§ THE PROBLEM:
Print the listing below verbatim, passing over each picture.

§ EXTRACTED INFORMATION:
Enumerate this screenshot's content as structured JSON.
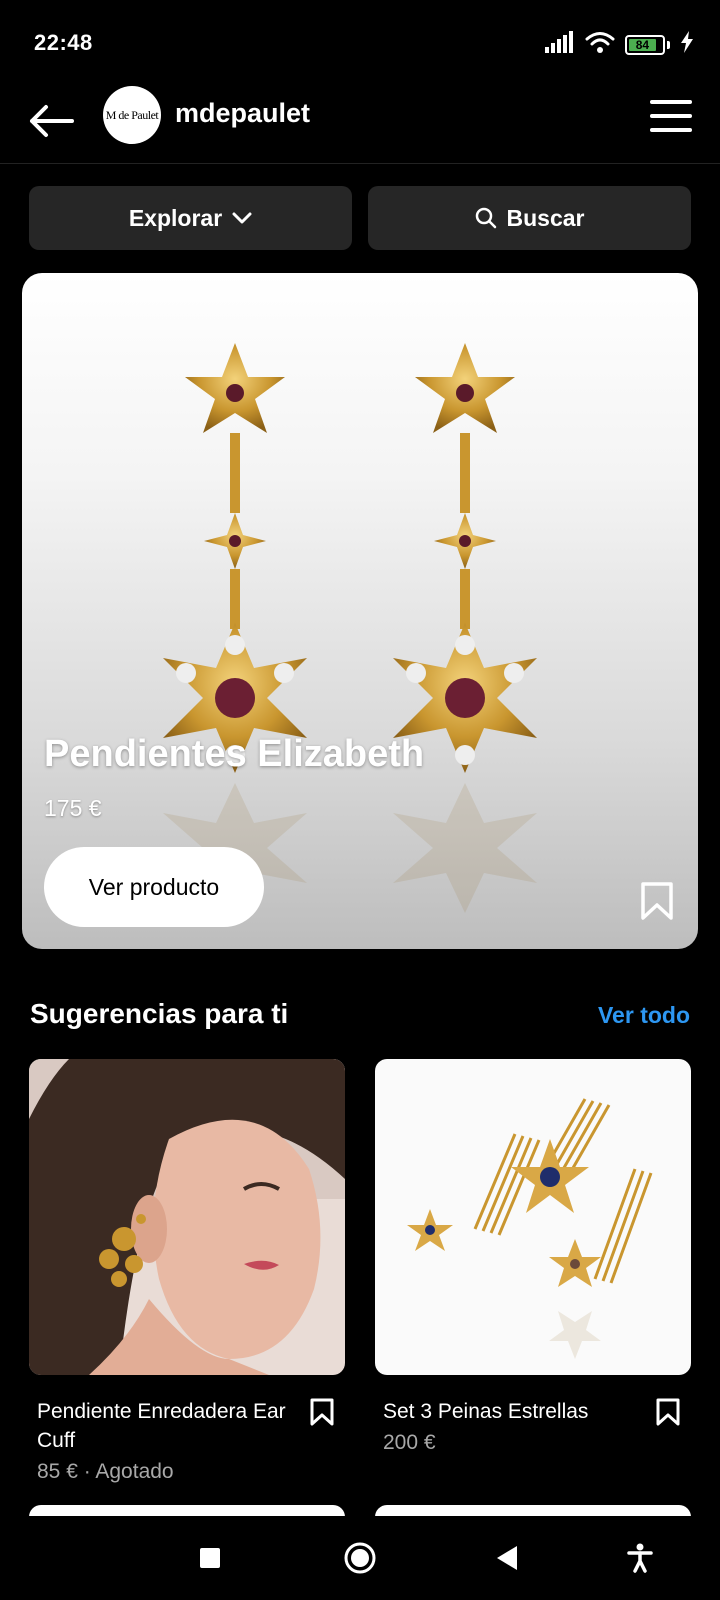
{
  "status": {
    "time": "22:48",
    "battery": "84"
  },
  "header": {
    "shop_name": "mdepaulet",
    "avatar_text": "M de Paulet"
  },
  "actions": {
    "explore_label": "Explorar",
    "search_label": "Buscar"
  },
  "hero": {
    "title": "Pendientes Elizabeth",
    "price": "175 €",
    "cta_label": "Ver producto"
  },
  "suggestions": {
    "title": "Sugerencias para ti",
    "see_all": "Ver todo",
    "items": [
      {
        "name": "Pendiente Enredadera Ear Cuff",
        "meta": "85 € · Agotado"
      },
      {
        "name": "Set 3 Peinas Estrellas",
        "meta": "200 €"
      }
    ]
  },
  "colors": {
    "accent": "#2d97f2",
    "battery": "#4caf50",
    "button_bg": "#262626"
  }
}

§ ANSWER SECTION:
Enumerate this screenshot's content as structured JSON.
{
  "status": {
    "time": "22:48",
    "battery": "84"
  },
  "header": {
    "shop_name": "mdepaulet",
    "avatar_text": "M de Paulet"
  },
  "actions": {
    "explore_label": "Explorar",
    "search_label": "Buscar"
  },
  "hero": {
    "title": "Pendientes Elizabeth",
    "price": "175 €",
    "cta_label": "Ver producto"
  },
  "suggestions": {
    "title": "Sugerencias para ti",
    "see_all": "Ver todo",
    "items": [
      {
        "name": "Pendiente Enredadera Ear Cuff",
        "meta": "85 € · Agotado"
      },
      {
        "name": "Set 3 Peinas Estrellas",
        "meta": "200 €"
      }
    ]
  },
  "colors": {
    "accent": "#2d97f2",
    "battery": "#4caf50",
    "button_bg": "#262626"
  }
}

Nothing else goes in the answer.